P54 Improving Partner Notification: A Qualitative Study of Medical Case Managers, Disease Intervention Specialists and Men Who Have Sex with Men

Wednesday, March 14, 2012
Hyatt Exhibit Hall
E. Jennifer Edelman, MD1, Christopher Cole, BS, MAT2, Wanda Richardson, BS3, Nicholas Boshnack, MSW2 and Marjorie Rosenthal, MD, MPH4, 1Robert Wood Johnson Foundation Clinical Scholars Program, Yale University School of Medicine - West Haven VA, New Haven, CT, 2AIDS Project New Haven, New Haven, CT, 3STD Control Program, Connecticut Department of Public Health, New Haven, CT, 4Robert Wood Johnson Foundation Clinical Scholars Program and Department of Pediatrics, Yale University School of Medicine, New Haven, CT

Background: Approximately 21% of HIV infected individuals are unaware of their status.  Partner notification, or contact tracing, is the strategy whereby partners are notified of a potential exposure to a particular disease, including HIV.  Notably, the rate of newly diagnosed infections among tested partners ranges from 10-30%.  The program, however, is limited by suboptimal referral rates and difficulty eliciting partner names and contact information, particularly from men who have sex with men (MSM). 

Objectives: To improve our understanding of barriers to partner notification for MSM by exploring the knowledge, attitudes and experiences of medical case managers (MCMs), public health authorities responsible for partner notification known as Disease Intervention Specialists (DIS), and MSM. 

Methods: In partnership with the Connecticut Department of Public Health and AIDS Project New Haven, we are using a community-based participatory research approach to conduct a qualitative study with MCMs, DIS, and MSM.  The focus group and in-depth interviews are being recorded, transcribed and analyzed using grounded theory and the constant comparative method.  We will determine sample size by assessing for thematic saturation.    

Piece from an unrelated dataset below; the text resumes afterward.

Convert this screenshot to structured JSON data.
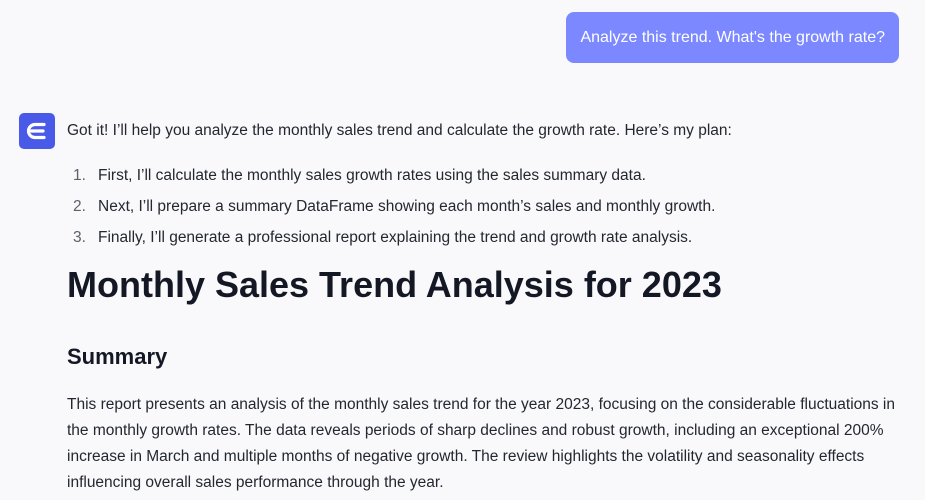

Results:  To date, our sample includes 14 MCMs, 4 DIS and 13 MSM.  Emerging barriers to partner notification for MSM include: 1.) Persistent stigma around HIV and sexual orientation inhibiting open discussions about risk behaviors, HIV disclosure and partner notification; 2.) Multiple competing agendas of high-risk populations, de-prioritizing partner notification, 3.) Time and opportunities to develop trusting relationships; and 4.) Lack of clarity about how to make a direct referral to the Department of Public Health. 

Conclusions: Barriers to partner notification exist at multiple levels, involving MCMs, DIS and MSM. 

Implications for Programs, Policy, and Research: Efforts to improve the process of partner notification might benefit from enhancing training in communication skills for public health officials, a social marketing campaign, and streamlining the referral process.